My classmates were too busy to remember their maps, too caught up in whooping and sliding and running out to the line of waiting busses. I was left behind, not a bus-rider, but a lone walker. I bundled into my winter coat.

The radiator hissed a warning from the back of the room as I walked out the door, holding my map tightly, dough-side in, so the large, wet snowflakes wouldn’t spoil it. I hugged it carefully to my chest as I walked the four blocks from school, the blowing snow now higher than ankle deep.

When I arrived home, I saw that the oceans and seas, all so painstakingly labeled with the aid of a ruler and black marker, had been smeared by the dampness of the snow. The entire southeast coast of Asia had partially crumbled and slid into pieces that looked like insignificant afterthoughts. Somewhere along the route home, too, Antarctica had dissolved, fallen off on the walk, unnoticed, lost, gone. (How could I not have noticed?)

I sat inside, the November afternoon growing dim, and as hard as I tried to put things back to where they once had been on the map, I understood that it couldn’t be entirely restored to its original state.
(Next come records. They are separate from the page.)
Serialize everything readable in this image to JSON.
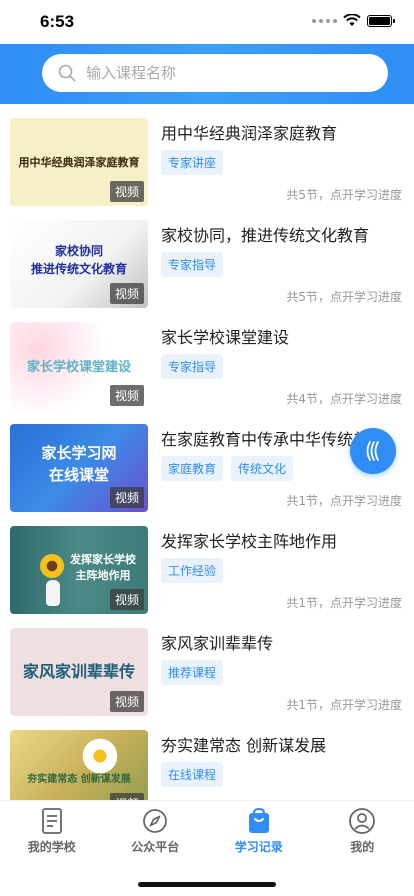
{
  "status": {
    "time": "6:53"
  },
  "search": {
    "placeholder": "输入课程名称"
  },
  "courses": [
    {
      "title": "用中华经典润泽家庭教育",
      "tags": [
        "专家讲座"
      ],
      "progress": "共5节，点开学习进度",
      "thumb_text": "用中华经典润泽家庭教育",
      "badge": "视频"
    },
    {
      "title": "家校协同，推进传统文化教育",
      "tags": [
        "专家指导"
      ],
      "progress": "共5节，点开学习进度",
      "thumb_text": "家校协同\n推进传统文化教育",
      "badge": "视频"
    },
    {
      "title": "家长学校课堂建设",
      "tags": [
        "专家指导"
      ],
      "progress": "共4节，点开学习进度",
      "thumb_text": "家长学校课堂建设",
      "badge": "视频"
    },
    {
      "title": "在家庭教育中传承中华传统美",
      "tags": [
        "家庭教育",
        "传统文化"
      ],
      "progress": "共1节，点开学习进度",
      "thumb_text": "家长学习网\n在线课堂",
      "badge": "视频"
    },
    {
      "title": "发挥家长学校主阵地作用",
      "tags": [
        "工作经验"
      ],
      "progress": "共1节，点开学习进度",
      "thumb_text": "发挥家长学校\n主阵地作用",
      "badge": "视频"
    },
    {
      "title": "家风家训辈辈传",
      "tags": [
        "推荐课程"
      ],
      "progress": "共1节，点开学习进度",
      "thumb_text": "家风家训辈辈传",
      "badge": "视频"
    },
    {
      "title": "夯实建常态 创新谋发展",
      "tags": [
        "在线课程"
      ],
      "progress": "",
      "thumb_text": "夯实建常态 创新谋发展",
      "badge": "视频"
    }
  ],
  "tabbar": [
    {
      "label": "我的学校",
      "icon": "document-icon"
    },
    {
      "label": "公众平台",
      "icon": "compass-icon"
    },
    {
      "label": "学习记录",
      "icon": "bag-icon",
      "active": true
    },
    {
      "label": "我的",
      "icon": "user-icon"
    }
  ],
  "colors": {
    "accent": "#2f8df5",
    "tag_bg": "#eaf3fd"
  }
}
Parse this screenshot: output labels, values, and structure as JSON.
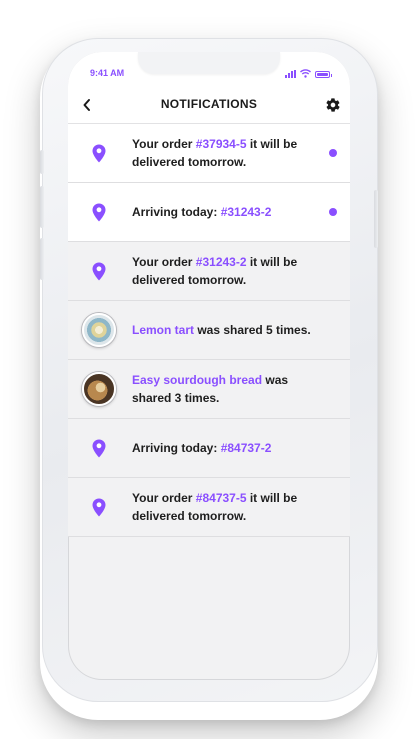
{
  "status_bar": {
    "time": "9:41 AM"
  },
  "header": {
    "title": "NOTIFICATIONS",
    "back_icon": "chevron-left-icon",
    "settings_icon": "gear-icon"
  },
  "colors": {
    "accent": "#8a4fff",
    "unread_bg": "#ffffff",
    "read_bg": "#f2f2f3",
    "text": "#1e1e1e"
  },
  "notifications": [
    {
      "icon": "location-pin-icon",
      "unread": true,
      "line_a": "Your order ",
      "link": "#37934-5",
      "line_b": " it will be delivered tomorrow."
    },
    {
      "icon": "location-pin-icon",
      "unread": true,
      "line_a": "Arriving today: ",
      "link": "#31243-2",
      "line_b": ""
    },
    {
      "icon": "location-pin-icon",
      "unread": false,
      "line_a": "Your order ",
      "link": "#31243-2",
      "line_b": " it will be delivered tomorrow."
    },
    {
      "icon": "lemon-tart-avatar",
      "unread": false,
      "line_a": "",
      "link": "Lemon tart",
      "line_b": " was shared 5 times."
    },
    {
      "icon": "sourdough-bread-avatar",
      "unread": false,
      "line_a": "",
      "link": "Easy sourdough bread",
      "line_b": " was shared 3 times."
    },
    {
      "icon": "location-pin-icon",
      "unread": false,
      "line_a": "Arriving today: ",
      "link": "#84737-2",
      "line_b": ""
    },
    {
      "icon": "location-pin-icon",
      "unread": false,
      "line_a": "Your order ",
      "link": "#84737-5",
      "line_b": " it will be delivered tomorrow."
    }
  ]
}
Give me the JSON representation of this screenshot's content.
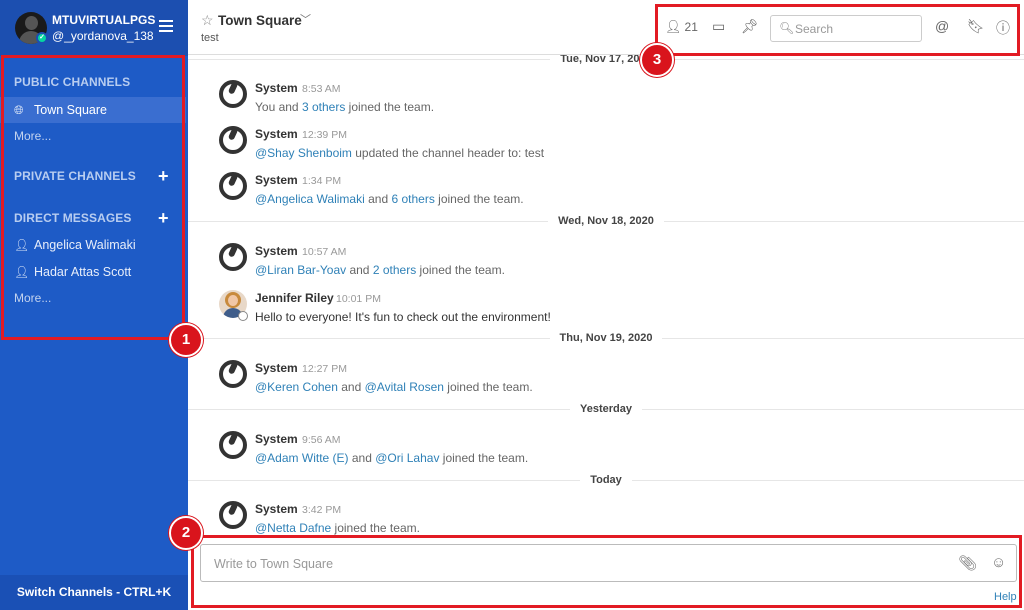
{
  "sidebar": {
    "team_name": "MTUVIRTUALPGS",
    "username": "@_yordanova_138",
    "public_title": "PUBLIC CHANNELS",
    "public_channels": [
      {
        "label": "Town Square"
      }
    ],
    "public_more": "More...",
    "private_title": "PRIVATE CHANNELS",
    "direct_title": "DIRECT MESSAGES",
    "direct_messages": [
      {
        "label": "Angelica Walimaki"
      },
      {
        "label": "Hadar Attas Scott"
      }
    ],
    "direct_more": "More...",
    "switch_label": "Switch Channels - CTRL+K"
  },
  "header": {
    "channel_name": "Town Square",
    "purpose": "test",
    "member_count": "21",
    "search_placeholder": "Search"
  },
  "messages": {
    "dates": [
      "Tue, Nov 17, 2020",
      "Wed, Nov 18, 2020",
      "Thu, Nov 19, 2020",
      "Yesterday",
      "Today"
    ],
    "posts": [
      {
        "author": "System",
        "time": "8:53 AM",
        "pre": "You and ",
        "m1": "3 others",
        "post": " joined the team."
      },
      {
        "author": "System",
        "time": "12:39 PM",
        "m1": "@Shay Shenboim",
        "post": " updated the channel header to: test"
      },
      {
        "author": "System",
        "time": "1:34 PM",
        "m1": "@Angelica Walimaki",
        "mid": " and ",
        "m2": "6 others",
        "post": " joined the team."
      },
      {
        "author": "System",
        "time": "10:57 AM",
        "m1": "@Liran Bar-Yoav",
        "mid": " and ",
        "m2": "2 others",
        "post": " joined the team."
      },
      {
        "author": "Jennifer Riley",
        "time": "10:01 PM",
        "text": "Hello to everyone! It's fun to check out the environment!"
      },
      {
        "author": "System",
        "time": "12:27 PM",
        "m1": "@Keren Cohen",
        "mid": " and ",
        "m2": "@Avital Rosen",
        "post": " joined the team."
      },
      {
        "author": "System",
        "time": "9:56 AM",
        "m1": "@Adam Witte (E)",
        "mid": " and ",
        "m2": "@Ori Lahav",
        "post": " joined the team."
      },
      {
        "author": "System",
        "time": "3:42 PM",
        "m1": "@Netta Dafne",
        "post": " joined the team."
      }
    ]
  },
  "composer": {
    "placeholder": "Write to Town Square",
    "help": "Help"
  },
  "annotations": [
    "1",
    "2",
    "3"
  ],
  "colors": {
    "sidebar": "#1e5bc6",
    "mention": "#2f81b7",
    "annotation": "#e21b23"
  }
}
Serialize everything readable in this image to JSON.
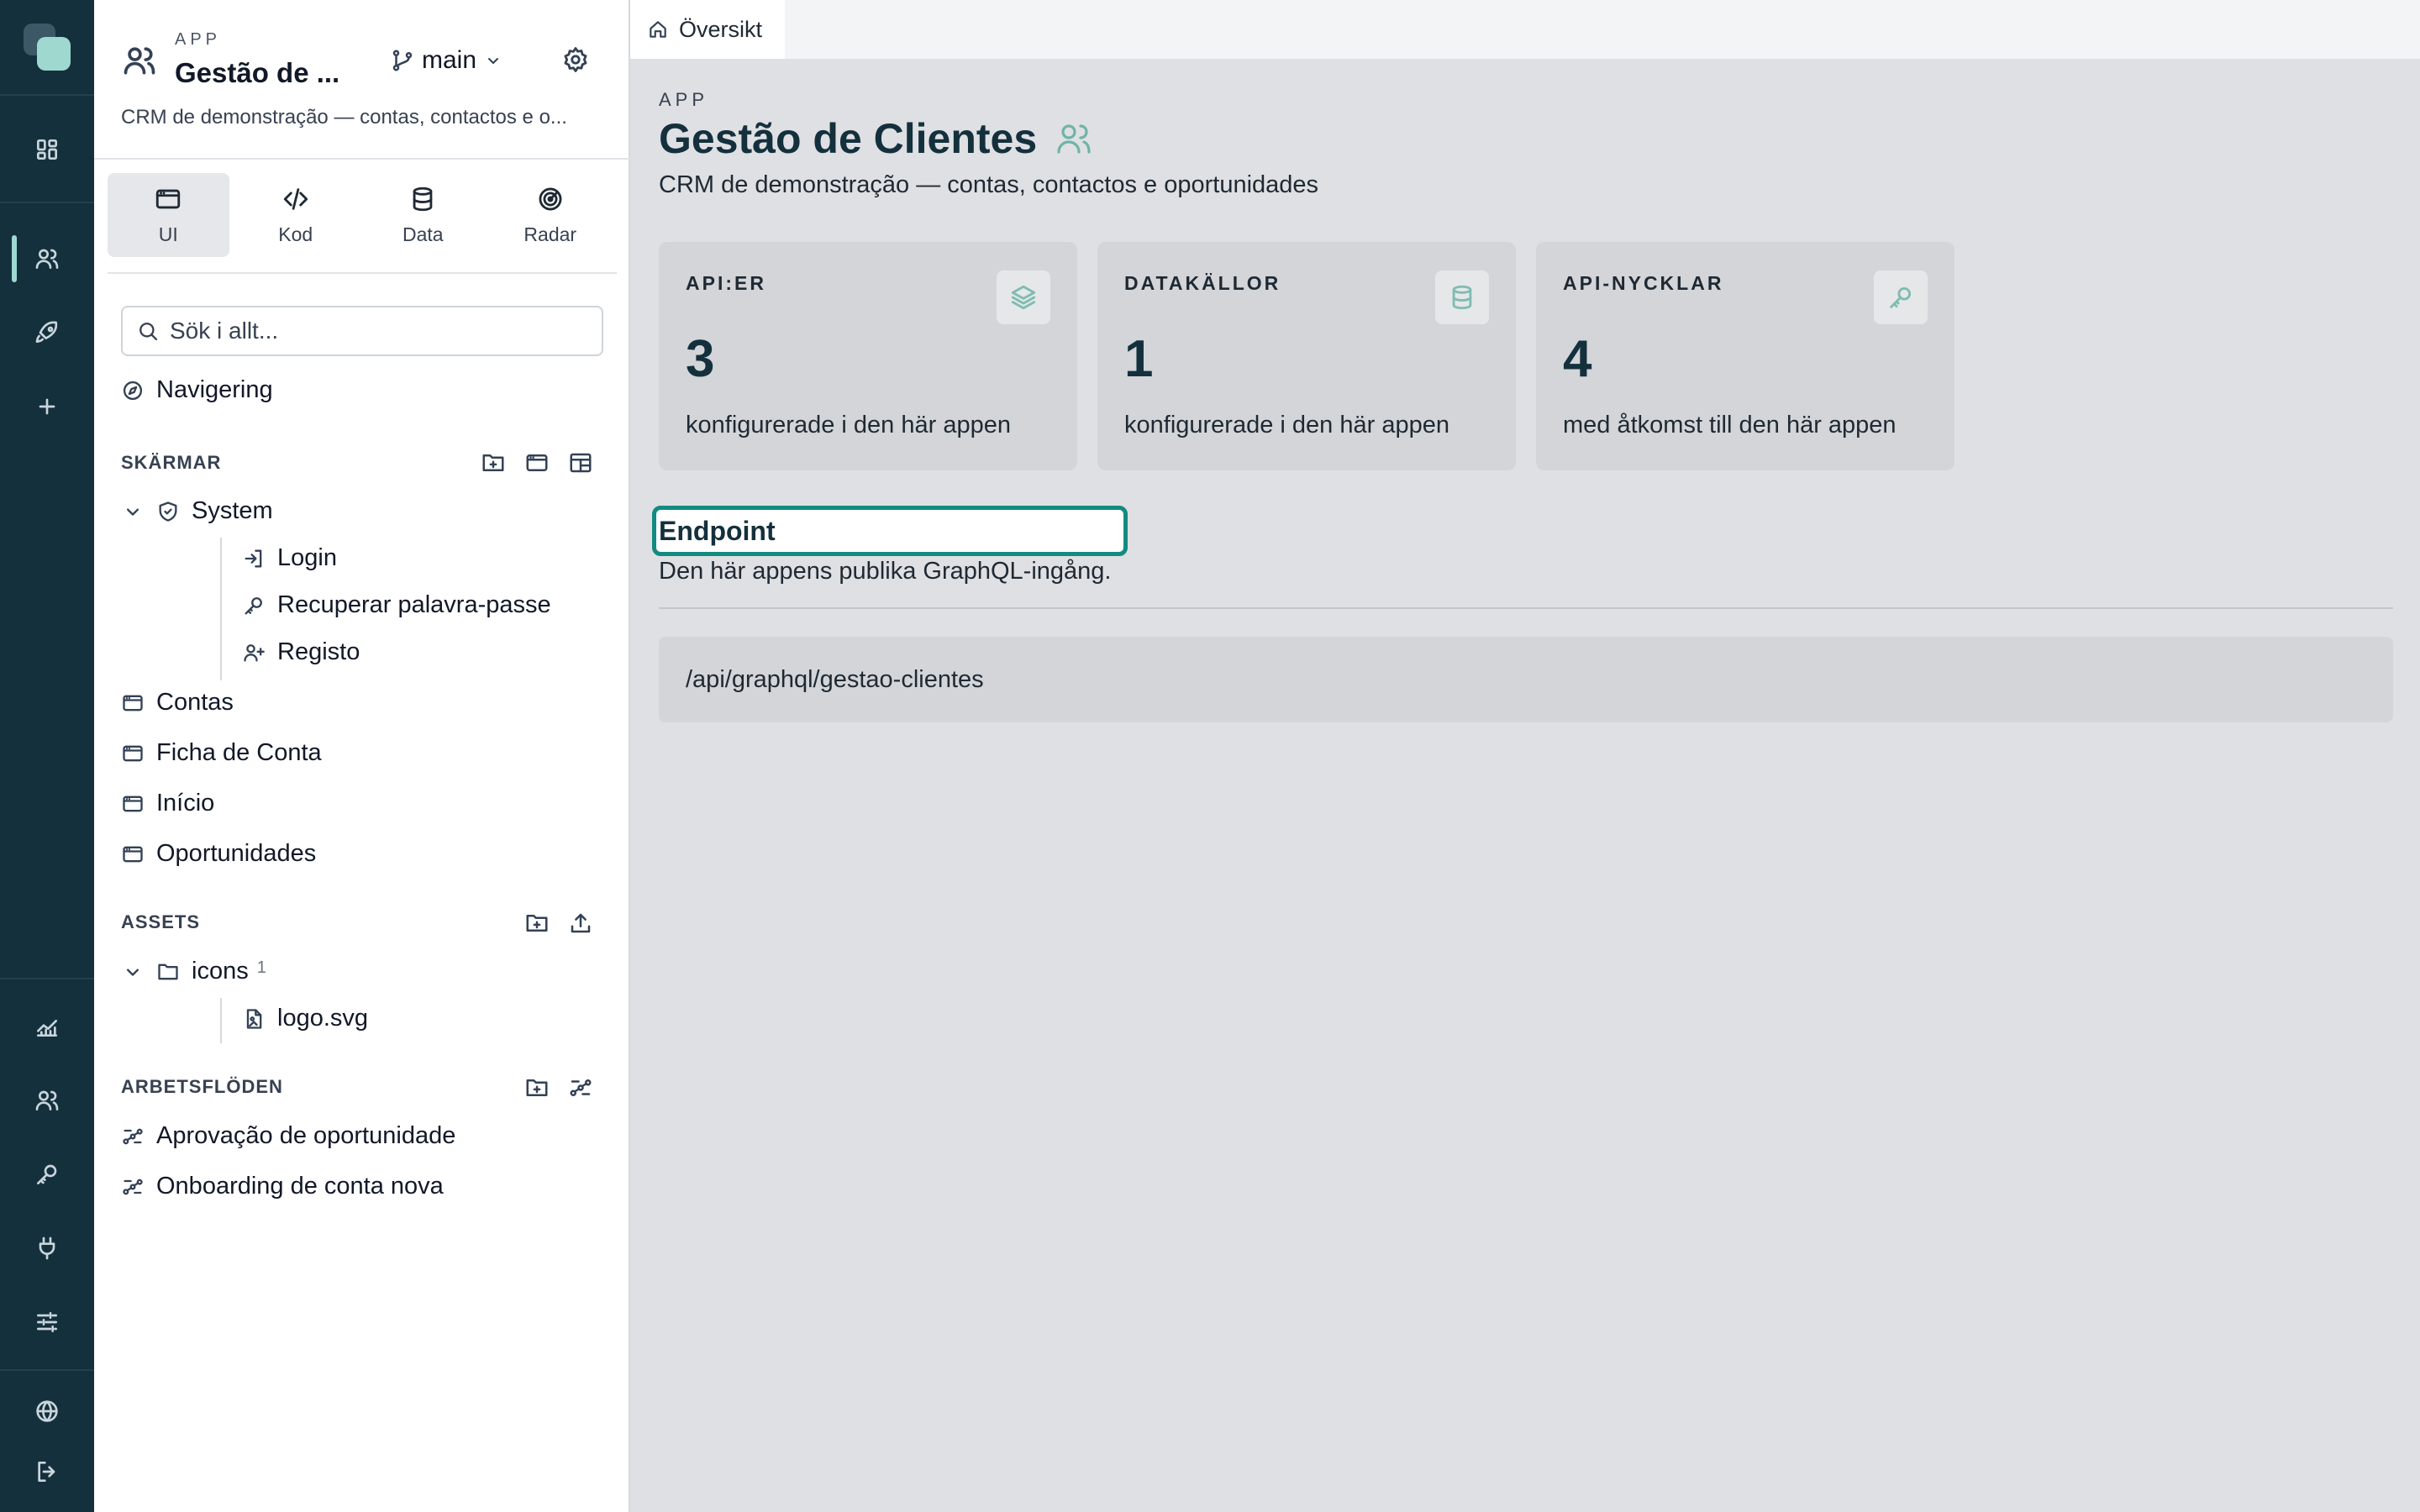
{
  "rail": {
    "icons": [
      "dashboard-icon",
      "users-icon",
      "rocket-icon",
      "plus-icon",
      "chart-icon",
      "team-icon",
      "key-icon",
      "plug-icon",
      "sliders-icon",
      "globe-icon",
      "logout-icon"
    ]
  },
  "sidebar": {
    "app_kicker": "APP",
    "app_title": "Gestão de ...",
    "branch": "main",
    "app_description": "CRM de demonstração — contas, contactos e o...",
    "tabs": [
      {
        "label": "UI",
        "icon": "window-icon"
      },
      {
        "label": "Kod",
        "icon": "code-icon"
      },
      {
        "label": "Data",
        "icon": "database-icon"
      },
      {
        "label": "Radar",
        "icon": "radar-icon"
      }
    ],
    "search_placeholder": "Sök i allt...",
    "navigation_label": "Navigering",
    "screens_header": "SKÄRMAR",
    "system_folder": "System",
    "system_children": [
      "Login",
      "Recuperar palavra-passe",
      "Registo"
    ],
    "screens": [
      "Contas",
      "Ficha de Conta",
      "Início",
      "Oportunidades"
    ],
    "assets_header": "ASSETS",
    "assets_folder": "icons",
    "assets_folder_count": "1",
    "assets_files": [
      "logo.svg"
    ],
    "workflows_header": "ARBETSFLÖDEN",
    "workflows": [
      "Aprovação de oportunidade",
      "Onboarding de conta nova"
    ]
  },
  "main": {
    "tab_label": "Översikt",
    "kicker": "APP",
    "title": "Gestão de Clientes",
    "description": "CRM de demonstração — contas, contactos e oportunidades",
    "stats": [
      {
        "label": "API:ER",
        "value": "3",
        "sub": "konfigurerade i den här appen",
        "icon": "layers-icon"
      },
      {
        "label": "DATAKÄLLOR",
        "value": "1",
        "sub": "konfigurerade i den här appen",
        "icon": "database-icon"
      },
      {
        "label": "API-NYCKLAR",
        "value": "4",
        "sub": "med åtkomst till den här appen",
        "icon": "key-icon"
      }
    ],
    "endpoint_title": "Endpoint",
    "endpoint_description": "Den här appens publika GraphQL-ingång.",
    "endpoint_url": "/api/graphql/gestao-clientes"
  },
  "colors": {
    "rail_bg": "#14303d",
    "accent": "#9fd8cf",
    "focus_ring": "#138b80",
    "title_text": "#14303d"
  }
}
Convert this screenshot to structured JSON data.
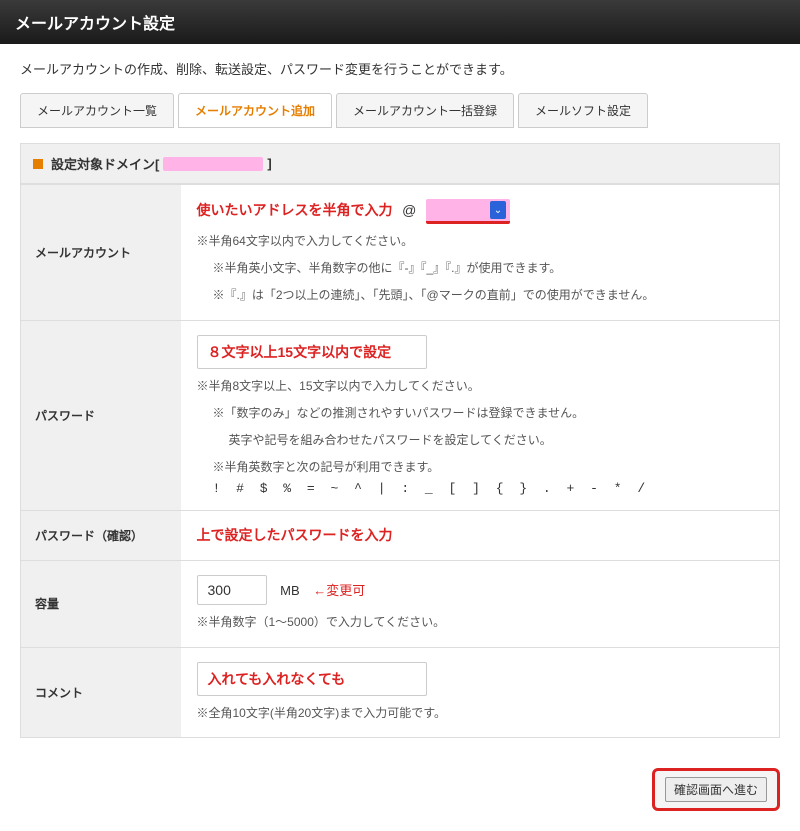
{
  "header": {
    "title": "メールアカウント設定"
  },
  "description": "メールアカウントの作成、削除、転送設定、パスワード変更を行うことができます。",
  "tabs": {
    "list": "メールアカウント一覧",
    "add": "メールアカウント追加",
    "bulk": "メールアカウント一括登録",
    "soft": "メールソフト設定"
  },
  "domain_header": {
    "prefix": "設定対象ドメイン[",
    "suffix": "]"
  },
  "fields": {
    "account": {
      "label": "メールアカウント",
      "annotation": "使いたいアドレスを半角で入力",
      "at": "@",
      "hint1": "※半角64文字以内で入力してください。",
      "hint2": "※半角英小文字、半角数字の他に『-』『_』『.』が使用できます。",
      "hint3": "※『.』は「2つ以上の連続」、「先頭」、「@マークの直前」での使用ができません。"
    },
    "password": {
      "label": "パスワード",
      "annotation": "８文字以上15文字以内で設定",
      "hint1": "※半角8文字以上、15文字以内で入力してください。",
      "hint2": "※「数字のみ」などの推測されやすいパスワードは登録できません。",
      "hint3": "英字や記号を組み合わせたパスワードを設定してください。",
      "hint4": "※半角英数字と次の記号が利用できます。",
      "symbols": "! # $ % = ~ ^ | : _ [ ] { } . + - * /"
    },
    "password_confirm": {
      "label": "パスワード（確認）",
      "annotation": "上で設定したパスワードを入力"
    },
    "capacity": {
      "label": "容量",
      "value": "300",
      "unit": "MB",
      "change_note": "←変更可",
      "hint": "※半角数字（1～5000）で入力してください。"
    },
    "comment": {
      "label": "コメント",
      "annotation": "入れても入れなくても",
      "hint": "※全角10文字(半角20文字)まで入力可能です。"
    }
  },
  "footer": {
    "submit": "確認画面へ進む"
  }
}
As an adult, I’m still a map geek. And as an adult, I can’t look at a flat representation of our earth without wondering about the world that we’ll leave to our children and grandchildren, outlines on a map shaped by rising water, overwhelmed islands, melting ice caps, the map of the planet constantly being redrawn.

But I also still see those lines as a bridge to action – to understanding how we need to live, and learn, and behave. Those lines a recognition that all of humanity is connected and responsible to one another and to the Earth. And that gives me hope.

Tami Mohamed Brown lives in Bloomington with her family.